When I was in high school, my friends and I went through a hickey phase. We gave each other hickeys under the guise of practise. I was a popular test subject since marks show up so easily on me, so I spent a few months in the 11th grade with beautiful, red temporary scars all over my neck. My mother was not a fan of these marks. She did not like the idea of her 16-year-old daughter getting her neck sucked on by people, but I loved the marks and have ever since.
The reason my mum didn’t like them was because she didn’t like the impression it would make on others. She didn’t like others seeing these hickeys and concluding that I was loose and fooled around with boys. Despite loving them, I began covering them up, but I never stopped receiving them. Or giving them, for that matter.
In retrospect, I sort of regret covering them up because all I did was confirm her belief that hickeys were something to be embarrassed about. This idea, which is ingrained, suggests that consensual sex acts are something to be ashamed of and kept hidden. When I began exploring my own sexuality, reading BDSM erotica and Harry Potter fan fiction, one of the tropes was the sub (usually female) worrying about rope or bite marks being visible in non-sexual situations despite enjoying them at the same time. But, you know what? I really hate covering up my sex marks. I really hate hiding the fact that I have an active and happy sex life in which my lovers and I explore our sexualities and fantasies and have fun. I hate hiding the fact that I’m a sexual being, just like the majority of humans.

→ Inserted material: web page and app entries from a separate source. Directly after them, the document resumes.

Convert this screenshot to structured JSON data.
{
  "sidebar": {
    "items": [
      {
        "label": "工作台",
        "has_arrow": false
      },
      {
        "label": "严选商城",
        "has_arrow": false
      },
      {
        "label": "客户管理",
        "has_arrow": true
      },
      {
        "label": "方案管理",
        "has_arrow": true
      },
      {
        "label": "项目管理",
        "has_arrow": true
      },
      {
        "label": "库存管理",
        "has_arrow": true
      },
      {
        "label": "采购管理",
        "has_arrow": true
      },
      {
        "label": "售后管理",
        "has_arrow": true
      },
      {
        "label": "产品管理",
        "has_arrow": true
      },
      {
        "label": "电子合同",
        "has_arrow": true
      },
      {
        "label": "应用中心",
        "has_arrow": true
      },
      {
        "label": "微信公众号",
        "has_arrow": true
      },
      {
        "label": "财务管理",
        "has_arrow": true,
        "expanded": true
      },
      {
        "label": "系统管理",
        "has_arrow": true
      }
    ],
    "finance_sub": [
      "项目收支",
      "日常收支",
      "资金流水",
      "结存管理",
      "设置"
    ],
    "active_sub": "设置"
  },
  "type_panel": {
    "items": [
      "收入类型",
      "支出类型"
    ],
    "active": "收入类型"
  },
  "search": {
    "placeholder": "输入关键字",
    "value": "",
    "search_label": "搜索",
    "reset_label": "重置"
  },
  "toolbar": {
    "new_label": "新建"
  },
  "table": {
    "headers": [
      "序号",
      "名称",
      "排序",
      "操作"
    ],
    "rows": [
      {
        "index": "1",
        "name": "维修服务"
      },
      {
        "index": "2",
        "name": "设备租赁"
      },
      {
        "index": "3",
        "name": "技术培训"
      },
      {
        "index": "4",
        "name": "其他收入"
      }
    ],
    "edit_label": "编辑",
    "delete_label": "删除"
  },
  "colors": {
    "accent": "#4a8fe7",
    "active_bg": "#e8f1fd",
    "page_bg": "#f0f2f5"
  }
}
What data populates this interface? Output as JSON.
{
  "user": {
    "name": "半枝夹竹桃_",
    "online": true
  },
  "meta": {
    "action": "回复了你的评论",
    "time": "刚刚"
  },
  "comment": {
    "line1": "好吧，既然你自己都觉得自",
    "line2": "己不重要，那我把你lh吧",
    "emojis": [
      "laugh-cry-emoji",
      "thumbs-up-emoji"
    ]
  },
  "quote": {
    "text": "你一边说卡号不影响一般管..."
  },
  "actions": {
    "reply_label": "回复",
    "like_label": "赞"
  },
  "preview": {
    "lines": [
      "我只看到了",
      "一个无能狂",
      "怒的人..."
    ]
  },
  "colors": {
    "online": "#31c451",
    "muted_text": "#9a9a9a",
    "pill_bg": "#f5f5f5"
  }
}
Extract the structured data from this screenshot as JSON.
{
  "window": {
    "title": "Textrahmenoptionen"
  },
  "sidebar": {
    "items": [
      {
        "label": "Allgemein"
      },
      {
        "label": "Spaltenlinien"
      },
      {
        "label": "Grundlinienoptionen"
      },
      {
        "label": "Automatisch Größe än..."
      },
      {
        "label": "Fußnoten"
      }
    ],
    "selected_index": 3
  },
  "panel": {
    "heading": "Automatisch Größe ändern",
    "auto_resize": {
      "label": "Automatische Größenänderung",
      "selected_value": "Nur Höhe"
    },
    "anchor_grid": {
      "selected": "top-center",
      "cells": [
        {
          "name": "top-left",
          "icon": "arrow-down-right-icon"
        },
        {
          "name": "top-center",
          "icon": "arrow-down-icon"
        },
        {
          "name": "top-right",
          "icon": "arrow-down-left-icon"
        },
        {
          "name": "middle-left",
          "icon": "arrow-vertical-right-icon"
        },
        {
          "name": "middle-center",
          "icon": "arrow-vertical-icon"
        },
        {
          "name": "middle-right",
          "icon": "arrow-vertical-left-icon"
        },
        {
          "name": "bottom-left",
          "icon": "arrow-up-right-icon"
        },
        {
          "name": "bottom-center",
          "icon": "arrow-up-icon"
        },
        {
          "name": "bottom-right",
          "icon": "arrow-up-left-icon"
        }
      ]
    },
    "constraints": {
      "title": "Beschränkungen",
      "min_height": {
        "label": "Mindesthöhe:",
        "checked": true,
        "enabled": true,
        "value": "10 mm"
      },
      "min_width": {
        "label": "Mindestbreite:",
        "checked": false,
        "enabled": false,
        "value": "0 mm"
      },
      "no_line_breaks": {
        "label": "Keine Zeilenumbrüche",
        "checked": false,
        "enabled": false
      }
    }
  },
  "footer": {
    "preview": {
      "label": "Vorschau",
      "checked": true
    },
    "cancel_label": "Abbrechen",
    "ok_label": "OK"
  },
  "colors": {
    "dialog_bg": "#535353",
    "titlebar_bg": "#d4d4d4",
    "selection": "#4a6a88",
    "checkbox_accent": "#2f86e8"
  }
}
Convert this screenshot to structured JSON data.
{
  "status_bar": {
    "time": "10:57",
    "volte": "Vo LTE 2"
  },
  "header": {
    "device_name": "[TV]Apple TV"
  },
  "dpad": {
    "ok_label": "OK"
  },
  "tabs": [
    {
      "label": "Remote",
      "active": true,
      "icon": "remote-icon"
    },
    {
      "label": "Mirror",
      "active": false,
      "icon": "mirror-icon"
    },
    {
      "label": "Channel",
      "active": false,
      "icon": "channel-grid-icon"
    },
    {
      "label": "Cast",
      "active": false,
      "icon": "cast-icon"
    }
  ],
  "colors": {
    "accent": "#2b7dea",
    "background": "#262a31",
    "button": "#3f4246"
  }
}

There are so many reasons that sex has been such a taboo for so long: lack of proper sexual education and a still-existing belief that sex is dirty and only meant for procreation are just two reasons out of many. But this is the 21st century; we should be past that by now. With events like the closures of Planned Parenthood clinics across the U.S., the seemingly unending discussion around abortion, Ontario’s recent change in the sex education curriculum for elementary schools, and even pop culture phenomena like 50 Shades of Grey have brought sex into the spotlight in a much different and (often) better way. We’re more aware and willing to admit that we have sex and enjoy it, yet we’re still not progressive enough to allow any physical proof of our sex lives to exist, unless that proof is offspring.
I don’t know why I love hickeys so much, but I know I’m not alone in this love. I’ve had partners who loved being marked up as much as they loved marking. Those who don’t enjoy being marked up often cite the reason that they are seeing other people as well who may not feel comfortable seeing marks from other lovers on their partners. While I don’t agree with this, I do respect it as it’s a personal preference. However, those who don’t like marks because they’re afraid of what other people will think are the ones who boil my water. Why are we still so reluctant to shed this shame of sex we’ve been carrying around as a species for millennia? And why, when someone dares to break that mould, most of us still react with disdain and a form of slut shaming?
Maybe it’s as simple as fear of the unknown. Considering so many schools still teach abstinence-only “sex education” and even those sex ed. courses that teach more than that seldom ever do a thorough job. As a result, most people are entering into sexual relationships without a full understanding of what sex is, what its consequences are and how to be safe while enjoying it. Once I wanted to bang this guy and he found out he had genital warts. When I asked him how he didn’t notice a new growth on his genitalia—since you’re not supposed to “develop” down there after a certain age—he replied with “I thought they were skin tags.” After hearing that, I no longer wanted to bang him, not because of the warts, but because of the ignorance about his own sexual health (and seeming disregard for the sexual health of his potential partners.)
If you walk around with no education about sex, then of course it’s all going to seem scary and shameful to you. If you know nothing about STIs or ovulation or that there’s no such thing as “normal” when it comes to sex, then of course you’re only going to be aware of your own small-world experiences and will be weary of anything that diverges from that. And because we don’t teach sex ed. properly in schools, we grow up believing sex is something shameful and only meant for private (to do or talk about)—or maybe it’s the other way around?
Point it, we are too fucking progressive to still be afraid of sex. We are too fucking progressive to still stigmatize people with STIs as if they’re any different than any other infection that can be transmitted from person to person. We are too fucking progressive to shame people who are open and honest about sex—something that almost all of us do.
So, I’m going to keep allowing men to suck on and bite my neck or cleavage and I’m not going to hide the hickeys or bruises with turtlenecks or tops that don’t show off my awesome rack. I’m going to keep enjoying kinky sex and I’m going to keep not hiding the scars from those experiences. I’m going hope that more and more people join me in doing exactly what I’ve been doing for years: unashamedly and openly enjoy all the consensual sex.
Original by: Sarah Khan